January 5-6, 2011
Wudinna requires a 150km detour off the
Flinders Highway on the west coast of the Eyre Peninsula -- it’s the nearest agent for the Bendigo Bank that we’re going to see before we reach home territory. We drive the 80kms inland, withdraw our cash and return via the Eyre Highway to the squeaky clean seaside town of . It really is a charmer, with a stately refurbished pub, modern gourmet cafes and an expanse of clear blue water stretching to the horizon where the coastal fingers form a natural gateway to the sea. We pull out the picnic rug and enjoy a freshly cut sandwich on crusty Streaky Bay bread and luncheon meat just bought from the local IGA. A cone of Bailey’s and Almond gelato purchased from the Mocean (‘ultimate waterside dining’) café is enjoyed on bar stools overlooking the tranquil bay. Colton
After a fuel-up in Ceduna we’re ready to head off across the Nullabor. But just on the edge of town I remind Johan that it’s his daughter’s birthday. Without hesitation, he pulls to the side of the road, grabs his mobile and rings Simone in
. On her 33rd birthday the Creedy family is moving from their home in Reefton back to New Zealand Dunedin, where they first landed when Mike and Simone moved to many years ago. Happy Birthday Simone! New Zealand
Farmlands start to peter out just past Nundroo. The roadside thickets become denser as the bush begins to take over. We pull off a dirt track and find a firebreak 50 meters off the highway with sheltered areas suitable for camping. The view to the south looks across empty wheatfields that look like they haven’t been used for a while. The rumble of transcontinental freight trucks breaks the silence every few minutes throughout the long evening, then slowly fades as the night deepens.
The next morning we drive west into a massive grey front. Temperatures rise past 30˚ by late morning and the air is muggy. Spitting rain and a feisty northerly wind greet us as we pass under the dark lip of the front but it doesn’t rain hard or long enough to wet the road. Too bad -- we were hoping for a free wash for our dust and grime coated car.
The views from the lookouts in the

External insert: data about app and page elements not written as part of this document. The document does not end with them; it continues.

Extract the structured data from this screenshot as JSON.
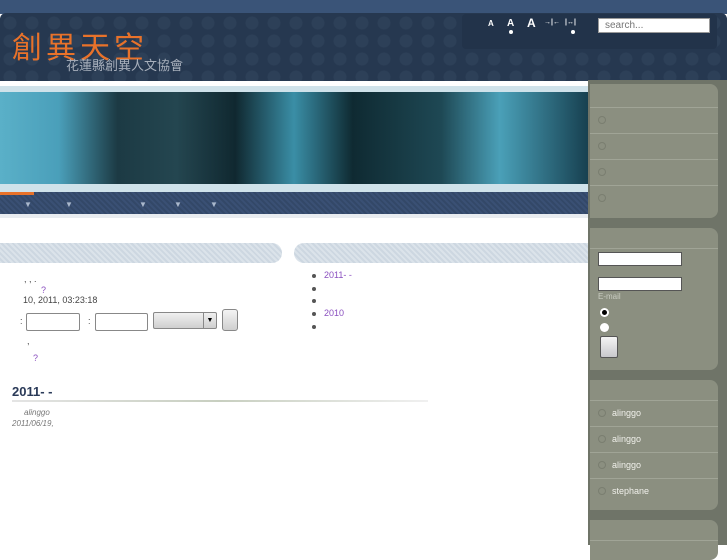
{
  "header": {
    "logo": "創異天空",
    "subtitle": "花蓮縣創異人文協會",
    "search_placeholder": "search...",
    "tools": [
      {
        "label": "A",
        "name": "font-small"
      },
      {
        "label": "A",
        "name": "font-medium"
      },
      {
        "label": "A",
        "name": "font-large"
      },
      {
        "label": "→|←",
        "name": "width-narrow"
      },
      {
        "label": "|↔|",
        "name": "width-wide"
      }
    ]
  },
  "left": {
    "line1": ",   ,          .",
    "q1": "?",
    "date": "10, 2011, 03:23:18",
    "colon1": ":",
    "colon2": ":",
    "comma": ",",
    "q2": "?",
    "post": {
      "title": "2011-            -",
      "author": "alinggo",
      "date": "2011/06/19,"
    }
  },
  "archive": [
    "2011-      -",
    "",
    "",
    "2010",
    ""
  ],
  "sidebar": {
    "email_label": "E-mail",
    "users": [
      "alinggo",
      "alinggo",
      "alinggo",
      "stephane"
    ]
  },
  "colors": {
    "accent": "#e8722a",
    "header": "#263850",
    "sidebar": "#8b8f80",
    "link": "#8a4fbf"
  }
}
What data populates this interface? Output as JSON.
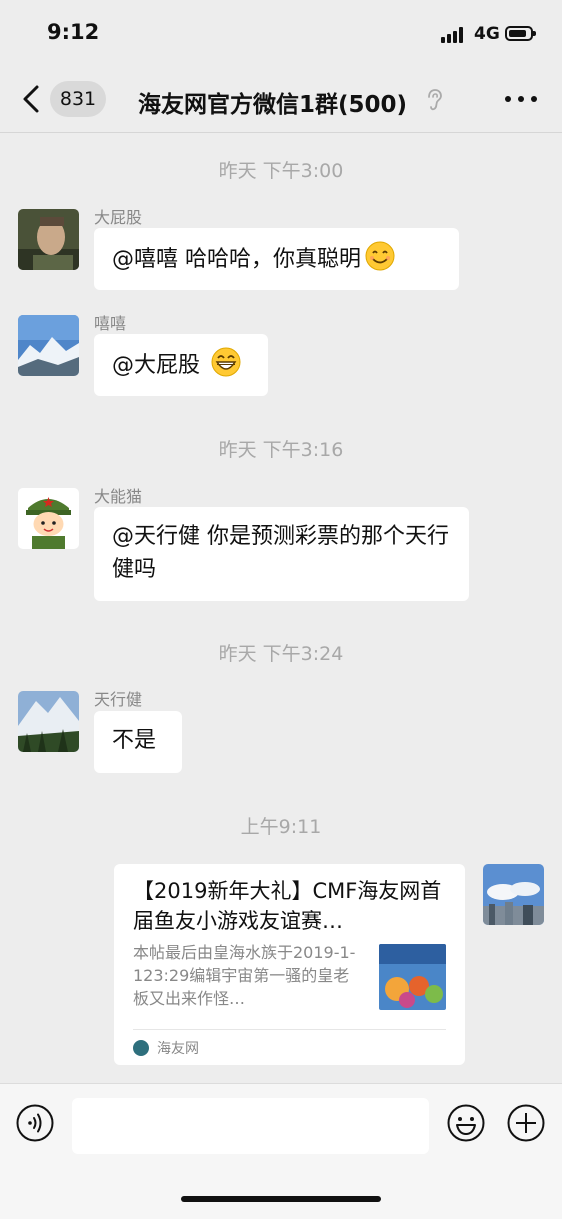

are foreboding with the strong northerly pushing us towards the cliff edge. But the sea below is calm and clear, sheltered from the winds that slide across the abrupt end of the continent and cause ripples and swirls further out to sea. Nullabor National Park
Towards four o’clock we start to thinking about stopping for the day. But after crossing the W.A. border we forgot to account for the time change. There’s a two-and-a-half hour difference between W.A. and
in the summer since W.A. voted against daylight savings time. It’s only 1:30pm! S.A.
The Hampton Tablelands rise up past Eucla and the highway parallels their prominent edge. At 3pm (W.A. time) we investigate an inconspicuous track leading off towards the hills. The road ends at a clearing where rusty cans and other debris are scattered about. We’re a few kilometers from the highway and only a hundred meters from the tablelands. While Johan sets camp I investigate the views from the top of the hills.
First camp at start of Nullabor Plain
A vast empty plain - we didn't see any animals
The edge of the continent
Second camp on the Nullabor Plain
View across the Nullabor from the Hampton Tablelands
Bushman Johan tinkering with his electronic toys